Mark, however, may have joined separate traditions of the supper, the passion (beginning with the scene in Gethsemane), and the empty tomb. A scholar might wish to subdivide a commentary on Matthew so that the passion section begins with 26:1, or with 26:30, or with 26:36! Be that as it may, in reflecting on the passion in Holy Week we must be practical. Sections of the Gospels dealing with the Last Supper (containing the Eucharistic institution) and with the resurrection are extremely complicated from a scholarly viewpoint. Even the long, comprehensive commentary that I hope to produce could not treat those sections within the confines of one volume. Moreover, in our ordinary understanding of liturgical topics, the Last Supper belongs to Holy Thursday preaching, and the resurrection belongs to Easter Sunday day and afterwards. One would not normally make those the subject of passion preaching and reflection associated with Palm/Passion Sunday and Good Friday. Thus, a manageable and intelligible definition of the passion narrative as extending from Gethsemane to the grave will be operative in this book (and in my future The Death of the Messiah). In each case, however, I shall try to situate the passion so-defined into the larger context of the individual Gospel so that the evangelist’s intent and flow of thought are not neglected.

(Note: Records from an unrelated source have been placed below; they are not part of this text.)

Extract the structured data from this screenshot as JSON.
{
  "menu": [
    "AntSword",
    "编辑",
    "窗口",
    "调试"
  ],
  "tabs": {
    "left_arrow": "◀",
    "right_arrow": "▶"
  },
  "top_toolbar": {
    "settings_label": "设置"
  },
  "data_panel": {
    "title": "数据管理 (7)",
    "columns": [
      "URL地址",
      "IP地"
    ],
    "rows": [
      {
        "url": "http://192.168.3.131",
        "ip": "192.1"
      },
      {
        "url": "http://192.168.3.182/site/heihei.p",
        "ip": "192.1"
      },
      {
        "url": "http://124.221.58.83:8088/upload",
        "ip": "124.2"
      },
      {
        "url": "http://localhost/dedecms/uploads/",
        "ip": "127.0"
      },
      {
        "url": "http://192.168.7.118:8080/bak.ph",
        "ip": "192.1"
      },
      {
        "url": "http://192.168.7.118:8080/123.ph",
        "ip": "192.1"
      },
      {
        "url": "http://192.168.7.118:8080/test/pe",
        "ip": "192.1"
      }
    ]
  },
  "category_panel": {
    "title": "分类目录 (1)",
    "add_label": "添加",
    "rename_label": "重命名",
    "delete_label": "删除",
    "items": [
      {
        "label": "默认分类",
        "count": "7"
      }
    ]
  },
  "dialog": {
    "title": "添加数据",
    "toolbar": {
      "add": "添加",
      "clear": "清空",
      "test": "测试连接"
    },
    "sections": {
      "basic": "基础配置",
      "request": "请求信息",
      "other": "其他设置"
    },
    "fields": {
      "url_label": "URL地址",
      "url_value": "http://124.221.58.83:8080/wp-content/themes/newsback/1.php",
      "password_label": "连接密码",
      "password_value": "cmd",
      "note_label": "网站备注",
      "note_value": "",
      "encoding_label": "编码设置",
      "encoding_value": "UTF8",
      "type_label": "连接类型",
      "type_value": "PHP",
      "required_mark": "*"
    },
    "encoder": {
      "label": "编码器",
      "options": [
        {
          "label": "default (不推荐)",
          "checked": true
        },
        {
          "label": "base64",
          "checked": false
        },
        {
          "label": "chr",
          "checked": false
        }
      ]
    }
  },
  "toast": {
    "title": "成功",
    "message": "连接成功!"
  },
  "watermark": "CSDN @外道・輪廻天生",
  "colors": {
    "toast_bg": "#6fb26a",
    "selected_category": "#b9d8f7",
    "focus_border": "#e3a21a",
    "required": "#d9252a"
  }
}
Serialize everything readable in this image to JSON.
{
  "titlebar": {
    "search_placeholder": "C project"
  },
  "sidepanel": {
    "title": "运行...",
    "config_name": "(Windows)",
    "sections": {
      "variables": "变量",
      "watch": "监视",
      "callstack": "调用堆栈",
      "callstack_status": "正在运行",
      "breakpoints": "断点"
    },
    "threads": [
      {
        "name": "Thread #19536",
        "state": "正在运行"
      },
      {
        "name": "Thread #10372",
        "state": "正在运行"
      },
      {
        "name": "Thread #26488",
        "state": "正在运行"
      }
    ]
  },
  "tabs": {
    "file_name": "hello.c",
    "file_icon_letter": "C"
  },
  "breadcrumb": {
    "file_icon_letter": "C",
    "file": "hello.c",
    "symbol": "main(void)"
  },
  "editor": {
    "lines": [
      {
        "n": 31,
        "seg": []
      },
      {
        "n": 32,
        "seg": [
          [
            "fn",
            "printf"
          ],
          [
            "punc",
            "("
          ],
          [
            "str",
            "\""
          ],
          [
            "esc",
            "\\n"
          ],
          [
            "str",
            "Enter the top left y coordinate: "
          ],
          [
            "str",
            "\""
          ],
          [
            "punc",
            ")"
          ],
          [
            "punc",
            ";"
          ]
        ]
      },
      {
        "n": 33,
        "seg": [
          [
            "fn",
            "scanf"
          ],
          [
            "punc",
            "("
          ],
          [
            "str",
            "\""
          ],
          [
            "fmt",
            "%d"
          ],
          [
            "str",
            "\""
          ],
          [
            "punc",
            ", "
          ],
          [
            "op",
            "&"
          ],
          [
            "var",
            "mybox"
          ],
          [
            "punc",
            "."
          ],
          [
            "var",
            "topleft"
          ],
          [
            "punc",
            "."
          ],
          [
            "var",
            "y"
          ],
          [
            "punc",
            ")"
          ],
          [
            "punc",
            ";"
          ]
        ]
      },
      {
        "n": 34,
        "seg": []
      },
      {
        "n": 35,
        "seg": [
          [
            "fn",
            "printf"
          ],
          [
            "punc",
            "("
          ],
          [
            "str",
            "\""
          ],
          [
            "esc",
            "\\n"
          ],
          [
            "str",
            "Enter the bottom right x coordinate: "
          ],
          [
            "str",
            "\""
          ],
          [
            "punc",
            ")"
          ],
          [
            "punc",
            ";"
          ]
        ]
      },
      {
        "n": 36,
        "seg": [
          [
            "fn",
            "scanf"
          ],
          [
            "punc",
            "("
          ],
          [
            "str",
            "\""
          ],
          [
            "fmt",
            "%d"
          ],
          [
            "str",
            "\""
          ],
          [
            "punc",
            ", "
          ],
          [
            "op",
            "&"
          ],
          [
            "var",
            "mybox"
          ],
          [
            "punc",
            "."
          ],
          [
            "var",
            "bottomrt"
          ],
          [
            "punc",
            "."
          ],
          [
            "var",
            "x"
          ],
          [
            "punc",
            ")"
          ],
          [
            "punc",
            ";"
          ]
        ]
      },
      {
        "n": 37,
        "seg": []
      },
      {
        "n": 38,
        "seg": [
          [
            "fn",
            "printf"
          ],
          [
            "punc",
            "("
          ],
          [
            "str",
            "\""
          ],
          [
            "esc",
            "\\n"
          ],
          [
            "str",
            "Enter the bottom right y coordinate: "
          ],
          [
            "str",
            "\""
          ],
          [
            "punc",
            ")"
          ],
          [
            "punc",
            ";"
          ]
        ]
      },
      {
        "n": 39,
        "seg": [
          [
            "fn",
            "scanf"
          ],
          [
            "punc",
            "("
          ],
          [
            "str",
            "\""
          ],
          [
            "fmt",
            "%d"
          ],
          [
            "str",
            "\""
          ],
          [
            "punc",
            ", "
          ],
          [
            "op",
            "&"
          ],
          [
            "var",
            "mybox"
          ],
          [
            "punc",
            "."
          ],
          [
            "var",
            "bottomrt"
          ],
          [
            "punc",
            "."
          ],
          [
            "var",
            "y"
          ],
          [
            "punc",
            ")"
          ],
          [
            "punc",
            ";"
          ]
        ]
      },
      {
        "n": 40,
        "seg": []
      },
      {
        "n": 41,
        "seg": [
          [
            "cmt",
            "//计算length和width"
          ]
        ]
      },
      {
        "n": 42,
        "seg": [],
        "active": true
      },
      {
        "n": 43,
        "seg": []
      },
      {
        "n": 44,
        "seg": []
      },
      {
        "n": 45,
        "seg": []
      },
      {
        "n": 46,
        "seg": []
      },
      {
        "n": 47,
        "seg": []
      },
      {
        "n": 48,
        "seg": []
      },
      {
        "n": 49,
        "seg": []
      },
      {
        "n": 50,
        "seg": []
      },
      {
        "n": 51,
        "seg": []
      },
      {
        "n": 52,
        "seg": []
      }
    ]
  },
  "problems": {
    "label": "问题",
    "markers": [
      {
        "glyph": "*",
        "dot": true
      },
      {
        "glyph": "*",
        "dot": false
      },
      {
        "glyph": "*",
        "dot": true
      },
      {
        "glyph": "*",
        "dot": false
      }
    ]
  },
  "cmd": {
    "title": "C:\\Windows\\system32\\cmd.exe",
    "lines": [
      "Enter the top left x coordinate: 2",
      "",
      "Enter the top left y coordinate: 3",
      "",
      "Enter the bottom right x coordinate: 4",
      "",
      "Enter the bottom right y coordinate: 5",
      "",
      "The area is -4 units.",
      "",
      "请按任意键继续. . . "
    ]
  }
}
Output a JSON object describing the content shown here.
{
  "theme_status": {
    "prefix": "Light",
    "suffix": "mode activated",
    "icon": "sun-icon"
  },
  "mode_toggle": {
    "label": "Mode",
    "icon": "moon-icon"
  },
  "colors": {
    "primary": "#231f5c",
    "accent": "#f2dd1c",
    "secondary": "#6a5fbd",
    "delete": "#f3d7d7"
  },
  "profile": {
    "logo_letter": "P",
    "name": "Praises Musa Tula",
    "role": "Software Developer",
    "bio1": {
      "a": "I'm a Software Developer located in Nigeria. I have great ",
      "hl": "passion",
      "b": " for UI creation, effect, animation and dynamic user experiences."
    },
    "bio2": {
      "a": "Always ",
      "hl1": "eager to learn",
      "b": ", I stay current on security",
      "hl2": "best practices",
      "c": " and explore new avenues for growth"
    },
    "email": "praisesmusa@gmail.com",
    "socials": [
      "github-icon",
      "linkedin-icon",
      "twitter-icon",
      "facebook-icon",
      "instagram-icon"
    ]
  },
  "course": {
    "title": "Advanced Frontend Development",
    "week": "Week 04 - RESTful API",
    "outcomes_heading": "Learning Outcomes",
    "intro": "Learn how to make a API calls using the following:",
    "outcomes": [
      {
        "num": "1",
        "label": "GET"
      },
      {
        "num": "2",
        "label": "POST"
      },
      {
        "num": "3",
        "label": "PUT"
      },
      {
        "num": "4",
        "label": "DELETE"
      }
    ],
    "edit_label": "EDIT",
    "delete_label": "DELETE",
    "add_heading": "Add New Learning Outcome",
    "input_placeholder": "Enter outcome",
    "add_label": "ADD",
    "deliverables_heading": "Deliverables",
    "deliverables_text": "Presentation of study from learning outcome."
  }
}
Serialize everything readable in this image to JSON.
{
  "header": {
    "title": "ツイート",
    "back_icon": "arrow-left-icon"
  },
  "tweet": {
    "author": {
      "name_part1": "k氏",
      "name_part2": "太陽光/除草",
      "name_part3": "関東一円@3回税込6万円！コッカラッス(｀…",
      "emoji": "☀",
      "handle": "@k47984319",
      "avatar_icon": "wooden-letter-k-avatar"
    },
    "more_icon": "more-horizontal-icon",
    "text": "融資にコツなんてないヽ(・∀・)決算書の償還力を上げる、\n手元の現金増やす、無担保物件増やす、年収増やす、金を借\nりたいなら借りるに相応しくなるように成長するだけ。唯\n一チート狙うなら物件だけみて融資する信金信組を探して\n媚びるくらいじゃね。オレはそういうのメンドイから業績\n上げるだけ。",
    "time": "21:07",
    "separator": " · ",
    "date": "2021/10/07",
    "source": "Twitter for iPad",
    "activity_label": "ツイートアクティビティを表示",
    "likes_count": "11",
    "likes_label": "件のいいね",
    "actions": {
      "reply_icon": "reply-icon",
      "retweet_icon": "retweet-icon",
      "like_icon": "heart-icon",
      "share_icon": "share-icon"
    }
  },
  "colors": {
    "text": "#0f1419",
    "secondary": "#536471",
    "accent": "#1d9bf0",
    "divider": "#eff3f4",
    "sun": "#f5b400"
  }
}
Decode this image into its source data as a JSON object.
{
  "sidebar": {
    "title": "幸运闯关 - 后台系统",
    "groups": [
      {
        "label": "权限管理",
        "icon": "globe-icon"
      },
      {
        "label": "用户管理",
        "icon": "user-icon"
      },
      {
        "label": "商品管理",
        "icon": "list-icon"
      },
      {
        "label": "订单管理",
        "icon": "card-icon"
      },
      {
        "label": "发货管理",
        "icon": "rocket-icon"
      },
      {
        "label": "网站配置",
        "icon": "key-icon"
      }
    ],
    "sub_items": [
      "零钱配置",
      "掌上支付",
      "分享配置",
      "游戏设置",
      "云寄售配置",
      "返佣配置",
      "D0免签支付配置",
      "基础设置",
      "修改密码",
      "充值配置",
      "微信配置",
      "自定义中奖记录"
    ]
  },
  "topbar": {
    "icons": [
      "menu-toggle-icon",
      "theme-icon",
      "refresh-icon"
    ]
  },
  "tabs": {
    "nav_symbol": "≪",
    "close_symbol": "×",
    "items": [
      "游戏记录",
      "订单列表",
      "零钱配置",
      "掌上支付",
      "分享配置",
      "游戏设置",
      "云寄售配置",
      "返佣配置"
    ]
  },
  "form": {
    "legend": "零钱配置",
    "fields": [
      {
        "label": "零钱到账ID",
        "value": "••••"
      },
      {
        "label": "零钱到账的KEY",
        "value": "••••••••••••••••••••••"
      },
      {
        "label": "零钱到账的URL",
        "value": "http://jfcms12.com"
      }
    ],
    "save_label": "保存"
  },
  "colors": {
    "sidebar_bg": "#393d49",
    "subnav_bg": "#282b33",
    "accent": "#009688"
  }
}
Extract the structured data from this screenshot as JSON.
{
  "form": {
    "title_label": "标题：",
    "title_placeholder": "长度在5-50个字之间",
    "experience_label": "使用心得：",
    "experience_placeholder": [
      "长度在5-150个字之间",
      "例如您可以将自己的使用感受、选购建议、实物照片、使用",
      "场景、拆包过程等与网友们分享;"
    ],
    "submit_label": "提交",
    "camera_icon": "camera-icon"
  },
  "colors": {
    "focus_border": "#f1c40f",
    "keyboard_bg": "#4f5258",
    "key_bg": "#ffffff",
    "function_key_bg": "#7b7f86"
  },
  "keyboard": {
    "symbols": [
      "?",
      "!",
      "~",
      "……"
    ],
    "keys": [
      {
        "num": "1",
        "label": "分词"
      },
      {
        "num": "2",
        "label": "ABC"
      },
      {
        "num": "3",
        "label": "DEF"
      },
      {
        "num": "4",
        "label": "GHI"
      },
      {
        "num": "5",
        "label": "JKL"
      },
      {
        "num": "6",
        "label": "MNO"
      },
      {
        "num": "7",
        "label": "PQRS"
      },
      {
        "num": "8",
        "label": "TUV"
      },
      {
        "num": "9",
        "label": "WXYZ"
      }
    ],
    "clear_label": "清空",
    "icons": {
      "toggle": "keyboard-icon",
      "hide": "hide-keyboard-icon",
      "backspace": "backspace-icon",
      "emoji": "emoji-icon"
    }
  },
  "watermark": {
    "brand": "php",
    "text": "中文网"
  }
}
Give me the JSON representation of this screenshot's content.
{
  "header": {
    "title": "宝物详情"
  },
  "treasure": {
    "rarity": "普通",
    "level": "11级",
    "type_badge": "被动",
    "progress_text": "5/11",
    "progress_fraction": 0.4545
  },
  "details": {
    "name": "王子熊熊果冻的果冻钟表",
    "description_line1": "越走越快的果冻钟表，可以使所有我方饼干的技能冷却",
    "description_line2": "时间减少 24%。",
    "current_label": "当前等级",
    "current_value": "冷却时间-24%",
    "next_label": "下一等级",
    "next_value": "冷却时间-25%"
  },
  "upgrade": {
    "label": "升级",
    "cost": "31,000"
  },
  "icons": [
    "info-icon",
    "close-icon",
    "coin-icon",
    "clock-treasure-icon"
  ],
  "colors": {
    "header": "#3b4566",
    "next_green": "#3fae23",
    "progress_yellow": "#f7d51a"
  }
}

(2) Within the pattern of A, B, and C years, the liturgy of Palm/Passion Sunday presents the Synoptic passion narratives in the order Matthew, Mark, and Luke, so that the Matthean narrative is read first, a year before the Marcan narrative. Although a few scholars (who are persistent and vocal) would have Mark dependent upon Matthew and Luke, the majority opinion by far is that both Matthew and Luke drew on Mark.
In the passion narrative in particular, Matthew is so close to Mark that there is no need to posit another additional source. Apparently the author of Matthew edited and adapted what he drew from Mark, adding a few items from popular tradition and early Christian apologetics, for example, about the death of Judas, about Pilate (washing his hands) and Mrs. Pilate (dreaming about Jesus’ innocence), and about guards placed at the tomb.
The interdependence of the canonical passion accounts is not a matter of great importance for the essays in this volume, for I am deliberately concentrating on the distinctive outlook offered by each evangelist and not on where the evangelist got his ideas. Nevertheless, a sequence in which Mark is placed first will give a clearer understanding of the passion to someone who reads the four Gospel essays consecutively. It seems then that nothing will be lost and something may be gained if I use the order Mark, Matthew, Luke, and John.